“So, all of that education was wasted and it took years and years and years for me to emotionally recovered from it. Where I grew up that was so dangerous. To be out back in the '50s and '60s. I stopped making friends. I couldn't let anyone close enough to me, to know me. I was self-isolated, self- encapsulated. And Liberation changed that. It gave me a place to meet my fellows in a non-sexual, non-alcoholic respectable environment, where people could be people and actually, um, form friendships.”

“AccessLine decided they have to organize the local community to go to Washington D.C. Someone said we should have a t-shirts so I said to myself, I'll go out and make one.  So, I just made it. Then, there was no money for it so, it never went into production unfortunately. But, you know. We still have this prototype.” – personal interview with David, October, 2017

“The banner has been in a dozen parades, in fact, we trooped this all the way down to Iowa city.” – personal interview with David, October, 2017


Lesbians of Iowa (#LOIA) t-shirt, denim

Owner – Fashion and Culture Research Lab at Iowa State University


Denim, Iowa State University’s Textiles and Clothing Museum

“After a couple of months, trying to find community through like the Des Moines pride center and the gay bars in Des Moines, another friend of mine and I decided to launch Lesbians of Iowa together.”

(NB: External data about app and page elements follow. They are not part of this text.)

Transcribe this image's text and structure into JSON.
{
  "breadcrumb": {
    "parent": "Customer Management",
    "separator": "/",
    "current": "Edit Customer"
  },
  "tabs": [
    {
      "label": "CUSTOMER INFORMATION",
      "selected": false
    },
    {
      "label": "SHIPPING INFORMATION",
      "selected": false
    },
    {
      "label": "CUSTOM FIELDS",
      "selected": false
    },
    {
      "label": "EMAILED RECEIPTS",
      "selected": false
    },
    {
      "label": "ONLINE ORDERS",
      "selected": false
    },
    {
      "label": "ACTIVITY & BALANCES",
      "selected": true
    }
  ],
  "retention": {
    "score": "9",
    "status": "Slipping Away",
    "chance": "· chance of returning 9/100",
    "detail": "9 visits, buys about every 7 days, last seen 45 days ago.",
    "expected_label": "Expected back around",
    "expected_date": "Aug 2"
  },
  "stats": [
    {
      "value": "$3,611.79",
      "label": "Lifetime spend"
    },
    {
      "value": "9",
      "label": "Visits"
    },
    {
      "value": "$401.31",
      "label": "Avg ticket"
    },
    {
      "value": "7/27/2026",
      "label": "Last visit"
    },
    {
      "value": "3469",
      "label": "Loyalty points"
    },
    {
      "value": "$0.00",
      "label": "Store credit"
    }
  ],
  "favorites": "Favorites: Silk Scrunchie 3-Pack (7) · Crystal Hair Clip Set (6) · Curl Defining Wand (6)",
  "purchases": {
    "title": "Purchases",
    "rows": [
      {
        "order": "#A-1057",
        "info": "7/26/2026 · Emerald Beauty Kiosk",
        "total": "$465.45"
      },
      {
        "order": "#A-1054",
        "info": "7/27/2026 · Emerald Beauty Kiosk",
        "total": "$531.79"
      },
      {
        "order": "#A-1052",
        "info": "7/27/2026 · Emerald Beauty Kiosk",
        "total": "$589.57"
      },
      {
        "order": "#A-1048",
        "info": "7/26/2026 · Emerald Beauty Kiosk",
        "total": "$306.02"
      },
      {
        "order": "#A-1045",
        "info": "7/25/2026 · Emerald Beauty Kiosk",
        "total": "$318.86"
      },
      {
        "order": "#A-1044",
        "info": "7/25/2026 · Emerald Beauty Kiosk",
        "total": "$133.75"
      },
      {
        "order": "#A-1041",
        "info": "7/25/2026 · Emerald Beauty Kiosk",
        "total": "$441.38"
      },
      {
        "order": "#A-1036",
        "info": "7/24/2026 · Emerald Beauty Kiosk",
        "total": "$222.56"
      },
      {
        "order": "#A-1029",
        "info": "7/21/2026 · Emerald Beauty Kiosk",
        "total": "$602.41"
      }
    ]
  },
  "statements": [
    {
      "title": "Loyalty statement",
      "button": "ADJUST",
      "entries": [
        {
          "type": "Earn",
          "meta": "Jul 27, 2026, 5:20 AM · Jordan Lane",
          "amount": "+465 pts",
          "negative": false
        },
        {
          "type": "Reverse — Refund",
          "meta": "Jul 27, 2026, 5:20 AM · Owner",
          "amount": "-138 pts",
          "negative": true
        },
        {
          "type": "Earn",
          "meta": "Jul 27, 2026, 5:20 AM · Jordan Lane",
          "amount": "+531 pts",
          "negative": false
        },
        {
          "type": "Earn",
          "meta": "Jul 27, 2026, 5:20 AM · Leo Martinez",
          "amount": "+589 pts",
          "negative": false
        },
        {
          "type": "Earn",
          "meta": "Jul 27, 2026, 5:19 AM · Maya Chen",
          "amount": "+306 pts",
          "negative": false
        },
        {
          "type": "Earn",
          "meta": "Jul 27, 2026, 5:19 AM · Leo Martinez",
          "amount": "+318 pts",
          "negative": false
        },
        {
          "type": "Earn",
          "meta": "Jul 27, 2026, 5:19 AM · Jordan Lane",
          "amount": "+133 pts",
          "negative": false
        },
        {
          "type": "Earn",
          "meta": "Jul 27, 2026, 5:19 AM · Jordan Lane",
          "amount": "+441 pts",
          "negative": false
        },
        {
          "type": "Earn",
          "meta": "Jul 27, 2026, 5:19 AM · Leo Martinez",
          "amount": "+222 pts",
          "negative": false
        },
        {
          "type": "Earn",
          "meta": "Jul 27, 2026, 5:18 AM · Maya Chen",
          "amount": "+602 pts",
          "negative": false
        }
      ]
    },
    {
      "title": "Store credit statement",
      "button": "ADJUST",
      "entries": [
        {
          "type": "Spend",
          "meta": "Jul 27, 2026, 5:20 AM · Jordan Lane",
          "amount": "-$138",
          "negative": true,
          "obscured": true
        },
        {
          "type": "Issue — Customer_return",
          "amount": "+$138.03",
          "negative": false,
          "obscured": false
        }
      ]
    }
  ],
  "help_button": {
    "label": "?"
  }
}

“A lot of the Lesbians of Iowa community is rural. There isn’t a lot of support in their community. A lot of them have families that don’t accept them. So, Lesbians of Iowa is kind of become not just in networking, but it's support and almost a family itself especially for those who are outside of bigger cities who need support friendship and even partnership. I think that's the most rewarding part of Lesbians of Iowa, like it's beyond the daily interaction, but the way that people can feel that they’re not alone, and then, they are accepted, and that they have somebody, even if there not near. I think that's one of the most beautiful uses of technology that I have seen so far.” – personal interview with Lesbians of Iowa Facebook administrator, December 2017


Dugan’s Deli t-shirt, denim

Owner – LGBTQIA+ Student Success Center at Iowa State University

c. 1970s

Denim, Iowa State University Textiles and Clothing Museum

“Dugan's was more than gay, it encompassed the whole (post-hippie) counterculture. People loved it. Everybody was welcome, and it was just a very comfortable place to meet friends, discuss how to fix the world, and so forth. For a number of years, I worked till 1 AM and then rushed there for the last open hour till 2. The Ames Jug Band played there frequently (yes, there was live music). Other artists came through. I remember Holly Near being there one hot summer night.”

“In about 1976 a small disco opened up out on the western edge of Ames. The other dance bars in Ames at the time didn't exactly understand what music was best to dance to. This was a common 'straight' issue. But this place, run by several folks who were from Puerto Rico, was spot on with the music we'd hear in Des Moines bars and elsewhere. A few of us went there to dance, and at first, they welcomed us, but then the straight patrons complained, apparently, and we were made unwelcome. I don't think the owners cared. In fact, they thought it rather cosmopolitan, but they were afraid of it damaging the business.”

“I can't remember the name of that bar, but indeed, in several years it was gone. By 1978/79,

the backlash against disco and gay disco in particular was in full swing.”  – email communication with Dennis Brumm, an Ames resident in the 1970s and ISU alumni, October, 2017


Photograph of building, Dugan’s Deli, which is now Mother’s Pub. c. 1970s. Photo courtesy of Dennis Brumm, personal collection.

Collection of pride t-shirts  and buttons, c. 2000s